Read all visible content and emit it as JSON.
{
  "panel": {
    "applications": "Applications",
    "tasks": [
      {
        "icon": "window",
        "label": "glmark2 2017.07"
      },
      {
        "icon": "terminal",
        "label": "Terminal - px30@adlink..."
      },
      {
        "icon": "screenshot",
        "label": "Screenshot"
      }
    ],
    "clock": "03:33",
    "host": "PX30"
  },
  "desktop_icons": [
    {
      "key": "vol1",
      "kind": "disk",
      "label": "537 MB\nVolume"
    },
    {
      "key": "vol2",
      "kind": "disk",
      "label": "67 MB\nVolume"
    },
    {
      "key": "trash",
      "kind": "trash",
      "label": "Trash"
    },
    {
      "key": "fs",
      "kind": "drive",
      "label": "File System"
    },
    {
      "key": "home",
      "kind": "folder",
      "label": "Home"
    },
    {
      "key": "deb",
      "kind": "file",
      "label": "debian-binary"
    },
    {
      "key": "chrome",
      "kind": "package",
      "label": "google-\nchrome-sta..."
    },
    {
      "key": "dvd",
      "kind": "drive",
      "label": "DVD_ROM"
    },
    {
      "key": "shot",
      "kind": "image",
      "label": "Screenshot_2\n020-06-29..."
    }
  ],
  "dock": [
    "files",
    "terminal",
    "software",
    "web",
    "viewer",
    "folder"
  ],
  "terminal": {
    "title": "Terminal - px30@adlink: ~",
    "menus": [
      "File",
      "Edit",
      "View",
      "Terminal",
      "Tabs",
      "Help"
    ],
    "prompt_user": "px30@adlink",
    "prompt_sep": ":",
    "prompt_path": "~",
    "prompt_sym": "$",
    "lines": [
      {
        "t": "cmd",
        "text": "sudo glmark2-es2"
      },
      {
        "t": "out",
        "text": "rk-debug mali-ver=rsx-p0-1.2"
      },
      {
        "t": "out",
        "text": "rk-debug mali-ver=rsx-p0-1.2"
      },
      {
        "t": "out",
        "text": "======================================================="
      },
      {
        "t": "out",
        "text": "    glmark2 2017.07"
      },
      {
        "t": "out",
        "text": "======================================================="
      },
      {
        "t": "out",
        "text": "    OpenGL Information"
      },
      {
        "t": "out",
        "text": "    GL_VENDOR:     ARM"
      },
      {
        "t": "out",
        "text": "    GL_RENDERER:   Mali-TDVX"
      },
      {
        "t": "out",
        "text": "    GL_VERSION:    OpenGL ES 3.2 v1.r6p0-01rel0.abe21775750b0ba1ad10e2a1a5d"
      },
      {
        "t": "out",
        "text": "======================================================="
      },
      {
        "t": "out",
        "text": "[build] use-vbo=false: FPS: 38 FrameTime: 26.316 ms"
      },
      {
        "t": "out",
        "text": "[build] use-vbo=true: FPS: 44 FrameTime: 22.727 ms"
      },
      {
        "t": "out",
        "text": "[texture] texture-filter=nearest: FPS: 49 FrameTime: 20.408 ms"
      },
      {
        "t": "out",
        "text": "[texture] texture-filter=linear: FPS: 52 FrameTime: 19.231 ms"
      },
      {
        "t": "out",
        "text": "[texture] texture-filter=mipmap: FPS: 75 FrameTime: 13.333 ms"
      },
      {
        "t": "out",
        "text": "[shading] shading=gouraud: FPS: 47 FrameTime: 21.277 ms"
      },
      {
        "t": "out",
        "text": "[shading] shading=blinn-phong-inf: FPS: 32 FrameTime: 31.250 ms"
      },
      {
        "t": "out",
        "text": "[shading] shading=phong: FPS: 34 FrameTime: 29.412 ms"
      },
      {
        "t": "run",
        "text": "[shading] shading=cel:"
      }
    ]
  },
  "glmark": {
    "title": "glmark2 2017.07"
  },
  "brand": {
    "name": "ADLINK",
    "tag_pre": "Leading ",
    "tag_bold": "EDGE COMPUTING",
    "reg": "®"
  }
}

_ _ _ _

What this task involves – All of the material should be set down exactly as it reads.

Response –
Read all visible content and emit it as JSON.
{
  "panel": {
    "applications": "Applications",
    "tasks": [
      {
        "icon": "window",
        "label": "glmark2 2017.07"
      },
      {
        "icon": "terminal",
        "label": "Terminal - px30@adlink..."
      },
      {
        "icon": "screenshot",
        "label": "Screenshot"
      }
    ],
    "clock": "03:33",
    "host": "PX30"
  },
  "desktop_icons": [
    {
      "key": "vol1",
      "kind": "disk",
      "label": "537 MB\nVolume"
    },
    {
      "key": "vol2",
      "kind": "disk",
      "label": "67 MB\nVolume"
    },
    {
      "key": "trash",
      "kind": "trash",
      "label": "Trash"
    },
    {
      "key": "fs",
      "kind": "drive",
      "label": "File System"
    },
    {
      "key": "home",
      "kind": "folder",
      "label": "Home"
    },
    {
      "key": "deb",
      "kind": "file",
      "label": "debian-binary"
    },
    {
      "key": "chrome",
      "kind": "package",
      "label": "google-\nchrome-sta..."
    },
    {
      "key": "dvd",
      "kind": "drive",
      "label": "DVD_ROM"
    },
    {
      "key": "shot",
      "kind": "image",
      "label": "Screenshot_2\n020-06-29..."
    }
  ],
  "dock": [
    "files",
    "terminal",
    "software",
    "web",
    "viewer",
    "folder"
  ],
  "terminal": {
    "title": "Terminal - px30@adlink: ~",
    "menus": [
      "File",
      "Edit",
      "View",
      "Terminal",
      "Tabs",
      "Help"
    ],
    "prompt_user": "px30@adlink",
    "prompt_sep": ":",
    "prompt_path": "~",
    "prompt_sym": "$",
    "lines": [
      {
        "t": "cmd",
        "text": "sudo glmark2-es2"
      },
      {
        "t": "out",
        "text": "rk-debug mali-ver=rsx-p0-1.2"
      },
      {
        "t": "out",
        "text": "rk-debug mali-ver=rsx-p0-1.2"
      },
      {
        "t": "out",
        "text": "======================================================="
      },
      {
        "t": "out",
        "text": "    glmark2 2017.07"
      },
      {
        "t": "out",
        "text": "======================================================="
      },
      {
        "t": "out",
        "text": "    OpenGL Information"
      },
      {
        "t": "out",
        "text": "    GL_VENDOR:     ARM"
      },
      {
        "t": "out",
        "text": "    GL_RENDERER:   Mali-TDVX"
      },
      {
        "t": "out",
        "text": "    GL_VERSION:    OpenGL ES 3.2 v1.r6p0-01rel0.abe21775750b0ba1ad10e2a1a5d"
      },
      {
        "t": "out",
        "text": "======================================================="
      },
      {
        "t": "out",
        "text": "[build] use-vbo=false: FPS: 38 FrameTime: 26.316 ms"
      },
      {
        "t": "out",
        "text": "[build] use-vbo=true: FPS: 44 FrameTime: 22.727 ms"
      },
      {
        "t": "out",
        "text": "[texture] texture-filter=nearest: FPS: 49 FrameTime: 20.408 ms"
      },
      {
        "t": "out",
        "text": "[texture] texture-filter=linear: FPS: 52 FrameTime: 19.231 ms"
      },
      {
        "t": "out",
        "text": "[texture] texture-filter=mipmap: FPS: 75 FrameTime: 13.333 ms"
      },
      {
        "t": "out",
        "text": "[shading] shading=gouraud: FPS: 47 FrameTime: 21.277 ms"
      },
      {
        "t": "out",
        "text": "[shading] shading=blinn-phong-inf: FPS: 32 FrameTime: 31.250 ms"
      },
      {
        "t": "out",
        "text": "[shading] shading=phong: FPS: 34 FrameTime: 29.412 ms"
      },
      {
        "t": "run",
        "text": "[shading] shading=cel:"
      }
    ]
  },
  "glmark": {
    "title": "glmark2 2017.07"
  },
  "brand": {
    "name": "ADLINK",
    "tag_pre": "Leading ",
    "tag_bold": "EDGE COMPUTING",
    "reg": "®"
  }
}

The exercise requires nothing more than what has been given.